Problem details
Restate, word for word, each entry that follows, but skip its pictures.

Data records
####################

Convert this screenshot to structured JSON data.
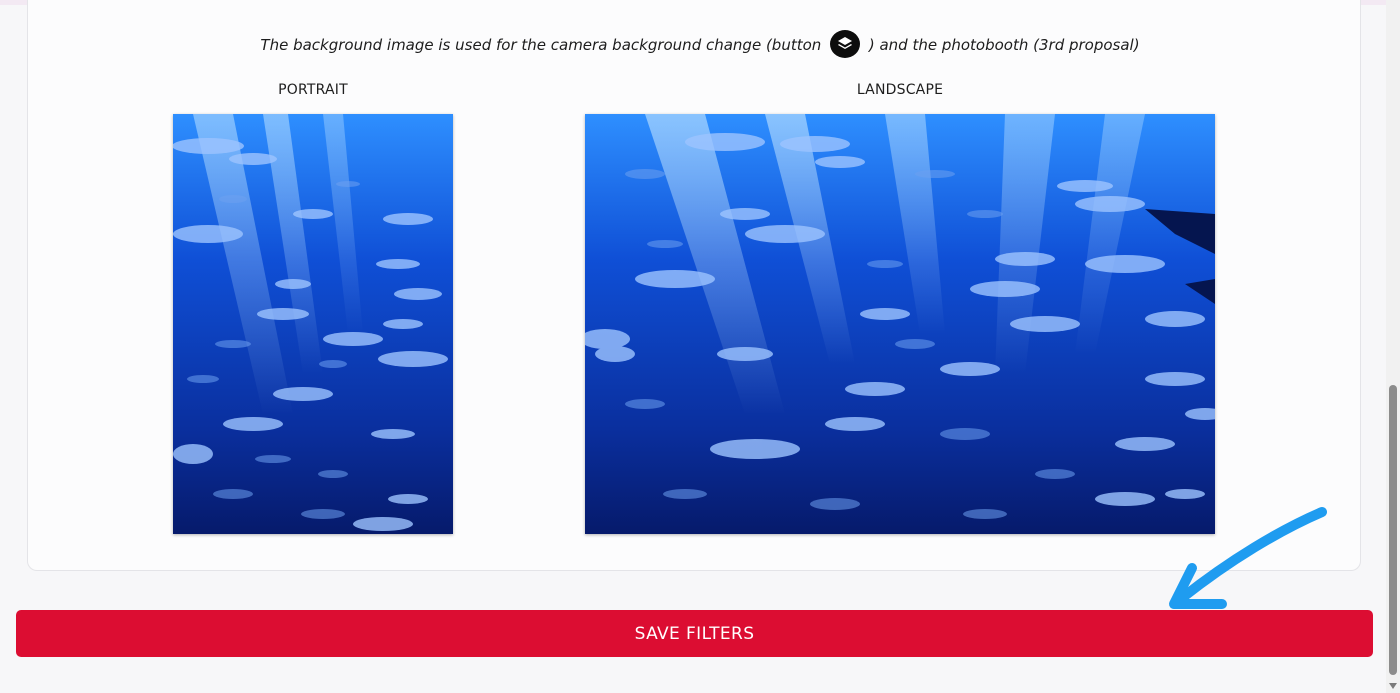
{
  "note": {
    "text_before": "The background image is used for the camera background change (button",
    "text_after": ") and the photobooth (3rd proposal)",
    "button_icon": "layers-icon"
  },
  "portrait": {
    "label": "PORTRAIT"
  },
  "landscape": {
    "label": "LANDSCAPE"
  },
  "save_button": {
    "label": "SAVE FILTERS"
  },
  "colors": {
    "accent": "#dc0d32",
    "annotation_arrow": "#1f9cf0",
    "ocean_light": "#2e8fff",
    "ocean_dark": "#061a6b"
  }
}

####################

Output
Convert this screenshot to structured JSON data.
{
  "note": {
    "text_before": "The background image is used for the camera background change (button",
    "text_after": ") and the photobooth (3rd proposal)",
    "button_icon": "layers-icon"
  },
  "portrait": {
    "label": "PORTRAIT"
  },
  "landscape": {
    "label": "LANDSCAPE"
  },
  "save_button": {
    "label": "SAVE FILTERS"
  },
  "colors": {
    "accent": "#dc0d32",
    "annotation_arrow": "#1f9cf0",
    "ocean_light": "#2e8fff",
    "ocean_dark": "#061a6b"
  }
}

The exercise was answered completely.